- Compact. In case you have to measure the thickness of a wire, you don’t have to do it in your lab. You just measure it on the site instead. Even though the bench model is also available.
- A Separate Scale is not Required: A micrometer has two scales; a primary scale and a secondary scale. Readings are taken from these scales so there is no need of a separate scale.
- Durable Instrument: Micrometers are manufactured with strong materials. It enables it to last for a long period of time.
- Available in Different Types: They are available in different types so that a different micrometer can be used for a specific purpose.
- Limited Range: A micrometer has a limited range, it doesn’t have the capacity to measure for all sorts of objects. They usually have a range of 25mm (1 inch).

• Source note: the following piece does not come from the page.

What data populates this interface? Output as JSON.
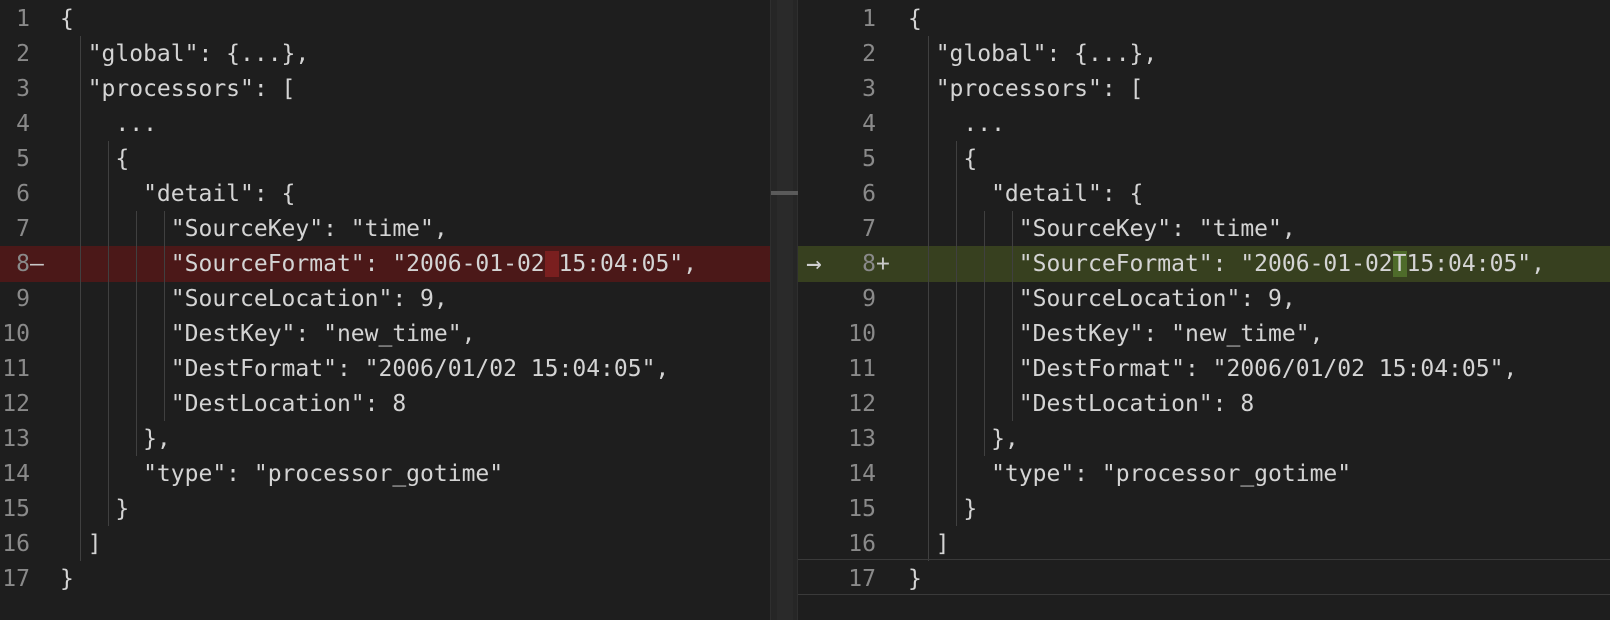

- Expensive: Different kinds of micrometer may be required for various tasks and for one micrometer that has good quality can cost expensively as compared to other instruments. However, the accuracy and precision provided are reliable.
- One Type for One Task: A general micrometer which has flat anvil is not recommended to measure a ball-shaped object. Whereas, the V-shape micrometer is more preferable. This can be a problem for some people. A different type of micrometer is needed for a specific task which can end up being a hassle. An operator cannot keep changing instruments again and again.
- Experience is Necessary: It is true that micrometers provide accurate measurements but only an experienced operator can get the required readings. There is a chance of inaccuracy if the operator is not experienced or well-educated in terms of using it.
There are numerous types of the micrometer which we can classify based on the dimension to be measured, the reading display model, and anvil types installed to the micrometer for a certain task and need.
Based on the dimension they measure, there are three types: inside, outside, and depth micrometer. The inside is to measure inside diameter. The outside is to measure the outside diameter, thickness, and length. The depth is to measure depth. They all are actually different tool, unlike the caliper where you can find all the function in a single tool.
There are three types based on the reading display: mechanical, dial, and digital micrometer. The digital sometimes uses a vernier scale to get better accuracy. The dial uses dial gauges which are designed in such a way to fit with the micrometer. The last one is the digital micrometer which is the most simple micrometer you can rely on but the price may shock you.
A micrometer is a very specific tool. It is designed to handle a specific task. Therefore, there are various types of micrometer based on the anvil it uses. The most used one is the flat anvil type. This is the micrometer that we recommend to buy first because it can handle most tasks. If you have understood and have good insight about a micrometer, you can the other anvil to get a better experience.
This micrometer topic is a long post and we decide to write it in a separated place. You can read it on our page here.
Micrometer Body Parts
This topic can be found discussed clearly on this page. The body parts of the micrometer are frame, anvil, measuring faces, locking nut, thimble, sleeve, fixed scale, stationary scale, threaded spindle, and ratchet.
Overall, a micrometer is a very recommended tool to use when you have to deal with highly accurate and precise measurement. It’s hand-held and compact so you can carry it on anywhere you want. Although its capability is limited only for specific purpose thus you need more than one tool for different tasks, however, its advantage is very stunning and wonderful for extremely accurate measurement.